So it’s no wonder there’s a roadside attraction dedicated to this bird. Head to Wawa, Ontario to see the Wawa Goose Statue.
“Wawa” is a native Ojibwe word for wild goose. The statue is 8.5m tall and was erected in 1960.
The Wawa Goose has also been immortalized in a Stompin’ Tom Connors folk song.
9- The Giant Beaver in Beaverlodge, Alberta
It gets pretty fascinating watching busy beavers but it also gets pretty surreal spotting the world’s largest beaver, and no, it’s not a monster in a horror flick either.
The Giant Beaver located in Beaverlodge Alberta is one of the landmarks in Canada that was carved to celebrate the town’s 75th anniversary.
The beloved sculpture of Canada’s national animal is 4.5m high and 8.5m long.
Now that’s one big beaver!
10- The World’s Largest Bee in Falher, Alberta
It doesn’t sting but it sure is sweet.
Of course the huge roadside landmark in Canada, about the size of a compact car, represents the town which is known as the “Honey Capital of Canada.”
Its creator, a local Richard Ethier built it entirely from steel in 1990 to commemorate the town’s first honey festival.
In Falher, more than 48,000 bee colonies are busy producing over 4.5 million kilograms of clover honey every year.
The big bee is located downtown on Main Street in Bee Park.
12- World’s Largest Axe in Nackawic, New Brunswick
You might think this monumentally huge tool was a weird prop from a B-grade horror movie, not a tourist landmark in Canada.

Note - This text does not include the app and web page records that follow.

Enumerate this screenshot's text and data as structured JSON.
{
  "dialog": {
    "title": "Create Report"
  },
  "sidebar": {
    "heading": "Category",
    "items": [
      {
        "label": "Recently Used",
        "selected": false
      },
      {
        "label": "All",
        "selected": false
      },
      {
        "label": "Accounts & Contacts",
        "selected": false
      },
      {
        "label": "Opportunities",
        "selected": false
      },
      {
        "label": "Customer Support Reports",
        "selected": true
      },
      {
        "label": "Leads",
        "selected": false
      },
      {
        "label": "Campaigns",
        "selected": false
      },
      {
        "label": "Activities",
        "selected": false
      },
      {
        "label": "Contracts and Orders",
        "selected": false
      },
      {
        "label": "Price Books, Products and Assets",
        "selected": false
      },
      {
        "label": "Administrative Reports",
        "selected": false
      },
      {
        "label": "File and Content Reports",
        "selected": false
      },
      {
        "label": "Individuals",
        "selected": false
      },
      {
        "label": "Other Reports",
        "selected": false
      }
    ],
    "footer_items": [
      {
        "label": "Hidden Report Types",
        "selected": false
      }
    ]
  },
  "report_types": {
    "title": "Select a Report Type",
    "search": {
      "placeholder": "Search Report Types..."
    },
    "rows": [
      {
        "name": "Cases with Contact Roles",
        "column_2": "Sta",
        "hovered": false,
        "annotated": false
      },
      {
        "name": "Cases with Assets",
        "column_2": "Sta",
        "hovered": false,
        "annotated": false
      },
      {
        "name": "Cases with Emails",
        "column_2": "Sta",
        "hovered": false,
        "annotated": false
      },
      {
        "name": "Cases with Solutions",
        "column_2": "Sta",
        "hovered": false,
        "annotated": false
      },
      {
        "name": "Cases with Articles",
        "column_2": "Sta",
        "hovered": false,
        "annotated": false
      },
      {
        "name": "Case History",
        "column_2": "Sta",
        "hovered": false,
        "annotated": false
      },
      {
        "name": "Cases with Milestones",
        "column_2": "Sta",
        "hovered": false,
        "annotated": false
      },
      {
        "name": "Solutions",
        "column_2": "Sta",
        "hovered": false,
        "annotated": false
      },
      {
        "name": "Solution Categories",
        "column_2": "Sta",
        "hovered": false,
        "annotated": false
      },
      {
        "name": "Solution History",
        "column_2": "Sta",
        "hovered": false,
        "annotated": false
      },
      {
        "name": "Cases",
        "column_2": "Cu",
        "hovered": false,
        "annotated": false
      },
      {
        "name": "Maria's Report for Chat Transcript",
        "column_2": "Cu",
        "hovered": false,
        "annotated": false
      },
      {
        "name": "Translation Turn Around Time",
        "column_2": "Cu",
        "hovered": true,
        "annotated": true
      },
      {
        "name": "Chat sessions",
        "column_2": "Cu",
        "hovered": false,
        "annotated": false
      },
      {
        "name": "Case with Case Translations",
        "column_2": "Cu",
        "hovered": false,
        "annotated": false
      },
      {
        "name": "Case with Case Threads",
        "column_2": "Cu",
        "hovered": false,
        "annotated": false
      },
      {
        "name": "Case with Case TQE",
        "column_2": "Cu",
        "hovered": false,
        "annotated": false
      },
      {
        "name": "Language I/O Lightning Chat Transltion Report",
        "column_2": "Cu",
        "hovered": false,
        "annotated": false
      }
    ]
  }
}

This solid piece of shiny steel is actually a monument to the lumber and forestry industry.
Located in Nackawic, New Brunswick and built in 1991, the huge woodsman’s axe is a symbol to hardworking Canadian lumberjacks.
In the year the axe was installed, Nackawic was named the “Forestry Capital of Canada.”
The shining, chromed-axe head is seven metres long and made of a solid piece of steel that was planted into a concrete stump 10m in diameter.
The axe handle extends 15m into the air and there’s a time capsule embedded in the axe head for future generations.